I will never forget the first time I watched Time to Talk.
As a part of a virtual national high school internship program, I was assigned to support the Davalois Fearon Dance Company for six months. My first assignment given to me by the company was to search for clips from their most recent dance piece to add to the website.
But as I watched a dancer perform blindfolded, in a leotard that did not matching her own darker skin tone, yet was labeled the word “nude,” I entirely forgot about my assignment and instead became immersed in her movements, full of pain and forced restriction, like she was fighting against an invisible box that was surrounding and suffocating her.
In my six months at DFD, I learned about social justice artistry for the first time, as the primary genre of pieces the company created. Before my internship period ended, I found out from Dava, the founder of DFD, that Time to Talk was actually a piece based on her personal experiences in the dance industry, and the racism she faced.
She shared with me advice that I’ll never forget: “As artists, the way that we communicate with the world is through art. So if we want to share a message that is important to us, what better way to do so than through the very thing that we use to connect with others?”
(Check out the Time To Talk Trailer here, and to learn more about DFD you can visit their website at www.davaloisfearon.com!)
These words made me suddenly stop and think about my own artistry as an actress - was I sharing a message that was important to me? Was I using my voice as a performer to uplift the unique stories that I wanted to tell?
I decided to begin experimenting with forms of theatre that I was too scared to do before. In doing so, I realized my own fear of addressing the internalized racism I had harbored ever since being bullied growing up for being Chinese American.
During the Stop Asian Hate movement, I organized a youth-led rally Youth Against Hate (which would later become a statewide coalition:)) in downtown Los Angeles. For the first time, I performed a self-written spoken word poem on Asian American identity for the youth who attended. Seeing the words that I had written resonate and be amplified showed me the power of theatre as a tool for creating social change.
From there, I was given the opportunity to play Edna in Waiting for Lefty. In order to prepare, I collected and researched the stories of people who were alive during the Great Depression, and experienced the workers’ labor movements of the 1960s that Edna encouraged her husband Joe to become a part of.
Even now, as I have cemented my interest in specifically pursuing creating social justice theatre and using storytelling to pursue social change, I am able to see the inherit societal impact that every piece of theatre has the potential to have, from absurdist pieces to Shakespeare.
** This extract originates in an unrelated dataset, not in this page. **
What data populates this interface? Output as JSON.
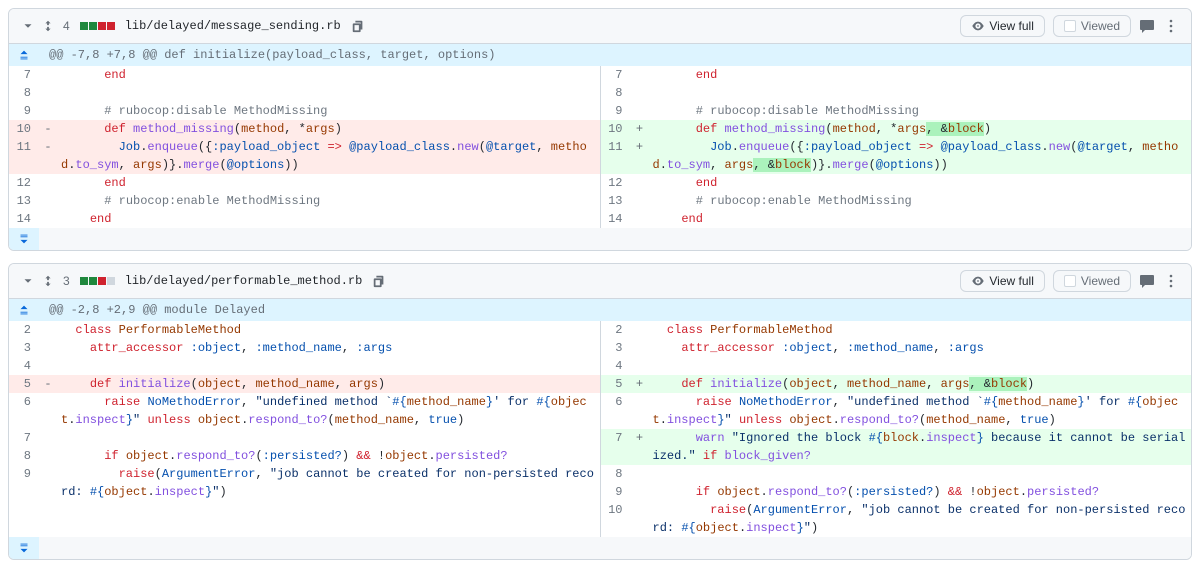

No matter what it is we’re performing, we have the responsibility as actors to be telling a story that we believe in, a story that will encourage and spark positive change.
To this day, I enter every stage with the goal of doing what Time To Talk did for me- leaving the audience with a perspective that they had never considered or heard before they entered the room. By helping people to widen their own perspectives, and then reflect on their own stories and experiences, we can strive for a more empathetic, and therefore a better world.
I hope that all of you can discover the way you can contribute to positive change in your own unique way, and I am rooting for all of you to take the first step towards social justice in whatever format that best suits you!
With Love, Millie